…some still without handwashing stations, clean yards
With incomplete construction of handwashing sinks and other insufficient amenities, both primary and secondary students were still required to turn up at their respective schools on Monday to prepare for examinations.
As mandated by the Education Ministry, class sessions commenced despite an evident state of unpreparedness at many institutions. Moreover, there were gaps in implementing all the guidelines necessary to protect students from the novel coronavirus disease (COVID-19).
While parents were assured by authorities of handwashing sinks at the gates, construction workers were seen at many schools now installing the facilities. Over at the Richard Ishmael Secondary School, the concrete station was being plastered with cement in the early-afternoon hours.
The promise of clean surroundings also faltered, as some schoolyards were not cleaned as yet while some were in the process of being weeded. At others, like the St Joseph High School’s, the grass was being picked up from the compound.
For students to return to school, education officials had announced that all stakeholders would be required to wear masks and practise social distancing. But during a visit to schools within the Georgetown district, this was not completely adhered to.
In fact, many were seen outside in the schoolyard without masks. While social distancing was somewhat practised at the institutions, the scenario quickly changed when the students departed the building. As soon as students rushed out the gates, they returned to the norm of huddling in the streets and walking in groups – defying social distancing guidelines.
One teacher, after being contacted by Guyana Times, indicated that they could not control what was done outside the school environment, but could only advise children to follow the guidelines. She urged parents to ensure that their children return home immediately after classroom activities.
Prior to the reopening, several stakeholders, including the Guyana Teachers Union, had called for the examinations to be postponed, but this call was ignored by the Education Ministry. With the National Grade Six Assessment (NGSA); Caribbean Secondary Education Certificate (CSEC) and Caribbean Advanced Proficiency Examination (CAPE) exams scheduled for July and August, students have less than one month to prepare.
In a statement later on Monday, the Education Ministry said some students from the Grade Six classes were not focusing on revision since the syllabus was already completed before the lockdown in mid-March.
Vreed-en-Hoop Primary Grade Six teacher Tallmattie Yadram said that the children now had their timetables for the remainder of the week to continue working.

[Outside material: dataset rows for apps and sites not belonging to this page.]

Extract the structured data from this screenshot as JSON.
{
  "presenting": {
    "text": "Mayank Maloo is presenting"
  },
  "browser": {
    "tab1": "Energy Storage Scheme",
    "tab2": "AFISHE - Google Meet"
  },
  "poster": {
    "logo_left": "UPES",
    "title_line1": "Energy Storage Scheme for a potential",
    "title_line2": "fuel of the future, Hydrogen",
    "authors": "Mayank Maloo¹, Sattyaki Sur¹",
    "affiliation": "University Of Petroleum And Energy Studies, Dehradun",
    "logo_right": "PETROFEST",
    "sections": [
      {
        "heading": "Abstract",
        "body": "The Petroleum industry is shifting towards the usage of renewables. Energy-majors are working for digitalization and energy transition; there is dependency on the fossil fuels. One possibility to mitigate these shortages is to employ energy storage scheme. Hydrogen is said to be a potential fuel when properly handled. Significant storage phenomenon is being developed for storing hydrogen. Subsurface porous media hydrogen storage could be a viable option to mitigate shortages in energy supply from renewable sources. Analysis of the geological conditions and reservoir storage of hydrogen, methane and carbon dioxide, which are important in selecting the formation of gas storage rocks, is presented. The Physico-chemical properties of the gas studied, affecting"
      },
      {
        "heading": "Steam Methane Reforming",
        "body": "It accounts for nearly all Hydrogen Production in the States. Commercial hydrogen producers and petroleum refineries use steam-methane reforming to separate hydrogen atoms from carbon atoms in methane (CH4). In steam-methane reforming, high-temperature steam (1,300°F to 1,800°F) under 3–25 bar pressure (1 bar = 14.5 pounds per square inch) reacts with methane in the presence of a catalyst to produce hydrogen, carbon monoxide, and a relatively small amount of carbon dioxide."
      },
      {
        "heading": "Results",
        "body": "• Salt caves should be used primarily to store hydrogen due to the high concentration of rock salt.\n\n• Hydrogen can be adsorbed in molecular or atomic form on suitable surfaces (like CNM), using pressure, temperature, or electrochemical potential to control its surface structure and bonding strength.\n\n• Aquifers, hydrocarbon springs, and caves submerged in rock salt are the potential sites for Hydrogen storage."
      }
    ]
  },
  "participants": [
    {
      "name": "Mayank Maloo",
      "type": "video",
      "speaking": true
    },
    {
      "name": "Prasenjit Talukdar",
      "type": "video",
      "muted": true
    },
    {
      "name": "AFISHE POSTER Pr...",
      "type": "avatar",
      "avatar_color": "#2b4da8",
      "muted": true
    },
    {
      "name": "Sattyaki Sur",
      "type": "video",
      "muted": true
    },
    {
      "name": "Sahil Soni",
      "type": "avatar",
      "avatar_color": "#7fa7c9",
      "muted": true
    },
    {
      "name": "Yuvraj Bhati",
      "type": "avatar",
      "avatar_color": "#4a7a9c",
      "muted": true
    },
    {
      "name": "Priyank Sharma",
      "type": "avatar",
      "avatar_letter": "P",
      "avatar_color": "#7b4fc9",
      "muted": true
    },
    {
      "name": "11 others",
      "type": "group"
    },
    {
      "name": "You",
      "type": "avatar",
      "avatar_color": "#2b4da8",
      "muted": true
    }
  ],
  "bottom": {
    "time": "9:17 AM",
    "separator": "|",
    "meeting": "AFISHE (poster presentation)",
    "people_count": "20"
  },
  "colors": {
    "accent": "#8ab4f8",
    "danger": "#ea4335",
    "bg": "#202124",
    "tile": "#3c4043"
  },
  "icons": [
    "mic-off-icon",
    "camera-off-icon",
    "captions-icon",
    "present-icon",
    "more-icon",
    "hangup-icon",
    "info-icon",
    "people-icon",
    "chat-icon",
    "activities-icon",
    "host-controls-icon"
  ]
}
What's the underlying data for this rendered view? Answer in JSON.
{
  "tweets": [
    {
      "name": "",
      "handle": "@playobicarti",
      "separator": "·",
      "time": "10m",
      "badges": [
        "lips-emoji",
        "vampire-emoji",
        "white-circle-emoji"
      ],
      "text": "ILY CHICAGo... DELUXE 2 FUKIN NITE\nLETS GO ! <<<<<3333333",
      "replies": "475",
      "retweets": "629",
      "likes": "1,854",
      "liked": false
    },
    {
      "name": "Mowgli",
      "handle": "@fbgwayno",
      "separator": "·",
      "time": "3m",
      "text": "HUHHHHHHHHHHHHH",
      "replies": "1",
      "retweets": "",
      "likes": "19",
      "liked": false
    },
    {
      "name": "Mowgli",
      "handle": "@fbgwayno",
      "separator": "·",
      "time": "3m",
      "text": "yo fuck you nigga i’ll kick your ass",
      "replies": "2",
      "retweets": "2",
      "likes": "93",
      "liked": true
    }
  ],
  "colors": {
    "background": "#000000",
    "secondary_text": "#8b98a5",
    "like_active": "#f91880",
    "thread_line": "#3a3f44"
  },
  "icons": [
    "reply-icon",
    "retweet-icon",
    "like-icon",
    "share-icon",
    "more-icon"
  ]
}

On the other hand, the secondary level is adapting to the new format which the Caribbean Examinations Council (CXC) implemented in response to the coronavirus pandemic. At the Vreed-en-Hoop Secondary, students are completing multiple-choice questions so that there is greater familiarity with this new move.
Last Tuesday, Prime Ministerial Candidate of the People’s Progressive Party/Civic (PPP/C), Retired Brigadier Mark Phillips addressed the issue during a radio interview on 99.1 FM, by advising the Education Ministry to take another look at its plans – which are seemingly flawed.
He highlighted that apart from the implemented measures at the schools, other factors were not taken into consideration. In fact, the Ministry failed to address transportation to and from school for these children, implying that they would have to utilise public transport. Travelling on public transportation is known to increase chances of contracting infectious disease, owing to the large number of people in confined spaces. Phillips had acknowledged that many students would be challenged in maintaining social distancing from each other.